RANV mentoring: Starting with Morse Code

Hams have used Morse code since the start of the hobby. It used to be required for a license, but while that is no longer true, many people still enjoy learning and using the code. Learning is both easy and a challenge.

It is easy because a level appropriate for a first contact is about 5 words per minute, which simply means that you've memorized the alphabet and digits, and only takes a month or two of regular practice. It is also easy because the equipment needed to get on the air is reasonably simple. It is a challenge because of course you can go on to strive for higher speeds, contests, and more.

A number of members of RANV are active on CW, which is the FCC's official designation for Morse code communication. We'd be glad to help you get started. Please feel free to write ranv_mentoring at yahoo.com with any questions or requests; one of the club members who is an code enthusiast has volunteered to help out and your email will reach them.

From 0 to 5

Straight key

The most important step is the first; get a start. We recommend that you get the audio CD's from the ARRL, either by buying them or borrowing them. Practice with them for fifteen minutes a day (twice a day is ideal). You will gradually improve over the course of perhaps two months. At the end, you will be ready for your first on-the-air Morse contact.

There are also excellent computer programs for learning; if that works better for you then go for it. One is CW player.

The main points are regular practice, and to learn the letters as sounds — if you memorize index cards as "dot,dash" you are not helping yourself.

Don't forget to practice sending also.

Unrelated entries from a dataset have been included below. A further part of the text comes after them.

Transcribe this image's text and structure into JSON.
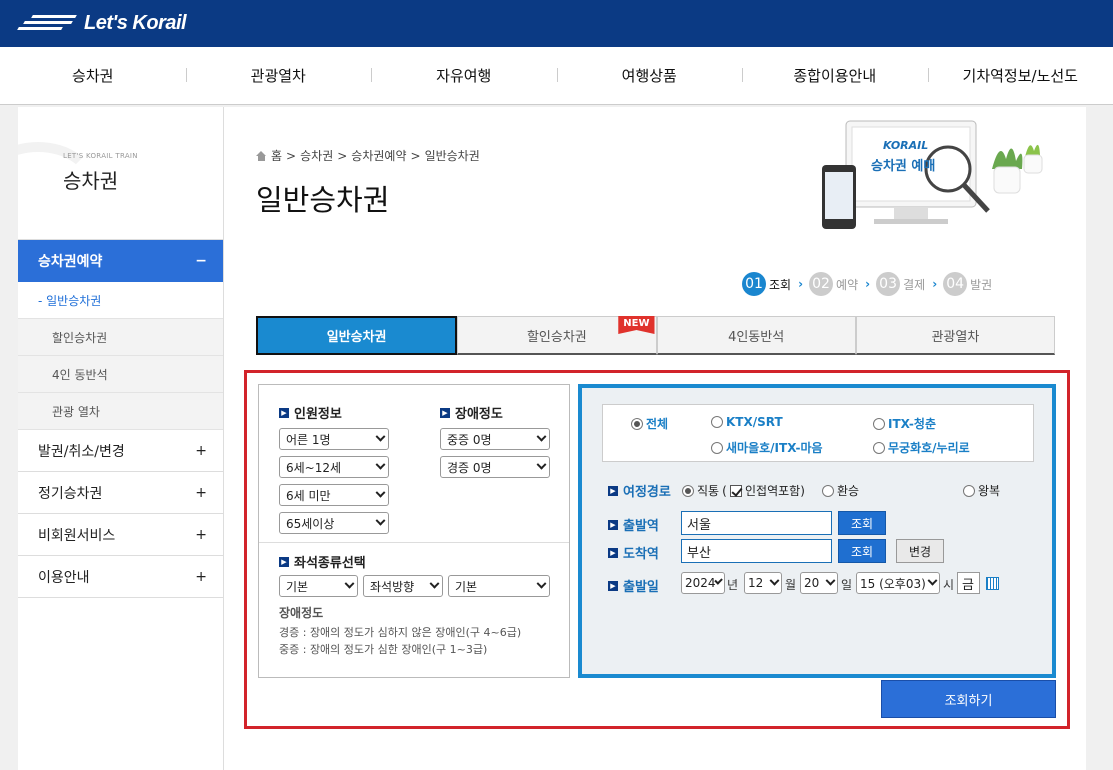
{
  "brand": {
    "name": "Let's Korail"
  },
  "nav": [
    "승차권",
    "관광열차",
    "자유여행",
    "여행상품",
    "종합이용안내",
    "기차역정보/노선도"
  ],
  "lnb": {
    "sub": "LET'S KORAIL TRAIN",
    "title": "승차권",
    "active": {
      "label": "승차권예약",
      "toggle": "−"
    },
    "subitems": [
      "- 일반승차권",
      "할인승차권",
      "4인 동반석",
      "관광 열차"
    ],
    "items": [
      {
        "label": "발권/취소/변경",
        "toggle": "+"
      },
      {
        "label": "정기승차권",
        "toggle": "+"
      },
      {
        "label": "비회원서비스",
        "toggle": "+"
      },
      {
        "label": "이용안내",
        "toggle": "+"
      }
    ]
  },
  "breadcrumb": [
    "홈",
    ">",
    "승차권",
    ">",
    "승차권예약",
    ">",
    "일반승차권"
  ],
  "page_title": "일반승차권",
  "hero": {
    "brand": "KORAIL",
    "caption": "승차권 예매"
  },
  "steps": [
    {
      "n": "01",
      "label": "조회"
    },
    {
      "n": "02",
      "label": "예약"
    },
    {
      "n": "03",
      "label": "결제"
    },
    {
      "n": "04",
      "label": "발권"
    }
  ],
  "step_arrow": "›",
  "tabs": [
    "일반승차권",
    "할인승차권",
    "4인동반석",
    "관광열차"
  ],
  "new_badge": "NEW",
  "passengers": {
    "label": "인원정보",
    "selects": [
      "어른 1명",
      "6세~12세",
      "6세 미만",
      "65세이상"
    ]
  },
  "disability": {
    "label": "장애정도",
    "selects": [
      "중증 0명",
      "경증 0명"
    ]
  },
  "seat": {
    "label": "좌석종류선택",
    "selects": [
      "기본",
      "좌석방향",
      "기본"
    ]
  },
  "notes": {
    "title": "장애정도",
    "lines": [
      "경증 : 장애의 정도가 심하지 않은 장애인(구 4~6급)",
      "중증 : 장애의 정도가 심한 장애인(구 1~3급)"
    ]
  },
  "train_types": [
    "전체",
    "KTX/SRT",
    "ITX-청춘",
    "새마을호/ITX-마음",
    "무궁화호/누리로"
  ],
  "route": {
    "label": "여정경로",
    "options": [
      "직통",
      "(",
      "인접역포함)",
      "환승",
      "왕복"
    ]
  },
  "depart": {
    "label": "출발역",
    "value": "서울",
    "button": "조회"
  },
  "arrive": {
    "label": "도착역",
    "value": "부산",
    "button": "조회",
    "change": "변경"
  },
  "date": {
    "label": "출발일",
    "year": "2024",
    "year_unit": "년",
    "month": "12",
    "month_unit": "월",
    "day": "20",
    "day_unit": "일",
    "hour": "15 (오후03)",
    "hour_unit": "시",
    "weekday": "금"
  },
  "search_button": "조회하기",
  "colors": {
    "nav_bg": "#0b3a84",
    "accent": "#1a8ad0",
    "active_blue": "#2b6fd8",
    "red_frame": "#d2232a",
    "new": "#e0322c"
  }
}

When you start you will want to use a straight key. If you can get a friend to practice with you, taking turns sending and copying, that'd be ideal.

Your first Morse contact

To make contacts in Morse code you need a High Frequency receiver and a simple antenna. You will find a lot of people looking to make contacts on 20 meters, or 40, or 80, at the lower ends of the bands. See the HF mentoring page for information on getting on these bands.

If you would like to start with someone from the club your first contact, looking for someone who will understand that you are struggling, let us know; we have been there and we'd be glad to help.


Bencher paddle

Most people who become active in Morse code find that they want to increase their code speed to between 15 and 25 words per minute. This typically takes some months. On-air practice — just listening or, better, contacts — is helpful. But some systemmatic practice is useful, also. There are a number of things that you can try.

If you now use a computer program, you can just turn up the speed. You can also download the ARRL's practice files at various speeds and put them on a MP3 player or a CD, for instance so you can listen in your car. The program Morse Runner lets you practice contesting on your computer.

And, when you become a Morse fan, think about joining FISTS, the Morse code club.